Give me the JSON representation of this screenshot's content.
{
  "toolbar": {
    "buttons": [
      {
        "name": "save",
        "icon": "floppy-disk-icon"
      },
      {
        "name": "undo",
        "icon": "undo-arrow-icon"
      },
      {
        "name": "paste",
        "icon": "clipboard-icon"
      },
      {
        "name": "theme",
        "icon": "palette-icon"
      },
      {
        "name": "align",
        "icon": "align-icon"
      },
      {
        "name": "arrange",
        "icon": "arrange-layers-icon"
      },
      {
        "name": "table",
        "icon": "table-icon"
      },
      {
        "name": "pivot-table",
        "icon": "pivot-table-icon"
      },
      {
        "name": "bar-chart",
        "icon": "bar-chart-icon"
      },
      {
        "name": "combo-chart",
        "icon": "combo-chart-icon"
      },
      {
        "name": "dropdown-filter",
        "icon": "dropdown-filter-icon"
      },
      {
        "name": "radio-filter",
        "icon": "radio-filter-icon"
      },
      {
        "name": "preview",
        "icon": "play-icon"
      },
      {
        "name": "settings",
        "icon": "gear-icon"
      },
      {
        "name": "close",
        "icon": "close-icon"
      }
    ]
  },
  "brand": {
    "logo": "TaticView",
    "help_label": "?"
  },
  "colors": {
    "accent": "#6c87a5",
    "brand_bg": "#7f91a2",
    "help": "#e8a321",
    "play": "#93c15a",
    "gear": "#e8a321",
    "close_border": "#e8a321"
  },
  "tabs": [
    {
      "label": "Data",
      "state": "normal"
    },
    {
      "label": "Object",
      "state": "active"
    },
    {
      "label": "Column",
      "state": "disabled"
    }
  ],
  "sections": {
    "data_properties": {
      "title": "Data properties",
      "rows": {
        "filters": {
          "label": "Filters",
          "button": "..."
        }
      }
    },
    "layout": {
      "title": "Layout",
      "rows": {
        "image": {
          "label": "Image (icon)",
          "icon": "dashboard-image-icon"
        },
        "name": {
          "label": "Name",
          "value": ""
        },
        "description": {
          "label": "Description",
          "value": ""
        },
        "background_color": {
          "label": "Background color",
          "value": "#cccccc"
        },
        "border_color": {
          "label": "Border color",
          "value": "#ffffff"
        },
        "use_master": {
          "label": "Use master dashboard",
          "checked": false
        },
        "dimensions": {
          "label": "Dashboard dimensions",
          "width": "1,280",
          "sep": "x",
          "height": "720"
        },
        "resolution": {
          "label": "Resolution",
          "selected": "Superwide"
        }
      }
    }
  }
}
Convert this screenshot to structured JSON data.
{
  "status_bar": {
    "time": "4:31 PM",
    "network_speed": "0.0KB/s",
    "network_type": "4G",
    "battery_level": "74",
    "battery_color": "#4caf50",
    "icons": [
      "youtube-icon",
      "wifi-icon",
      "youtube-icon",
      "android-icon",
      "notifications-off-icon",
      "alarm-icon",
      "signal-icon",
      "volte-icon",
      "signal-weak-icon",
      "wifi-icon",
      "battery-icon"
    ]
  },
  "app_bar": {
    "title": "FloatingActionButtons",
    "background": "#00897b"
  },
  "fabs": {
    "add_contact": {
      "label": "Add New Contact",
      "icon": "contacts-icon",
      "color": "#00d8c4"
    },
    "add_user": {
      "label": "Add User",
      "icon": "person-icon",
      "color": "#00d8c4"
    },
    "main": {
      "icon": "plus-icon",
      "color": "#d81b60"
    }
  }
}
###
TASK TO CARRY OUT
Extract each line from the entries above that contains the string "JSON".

SOLUTION
Give me the JSON representation of this screenshot's content.
Convert this screenshot to structured JSON data.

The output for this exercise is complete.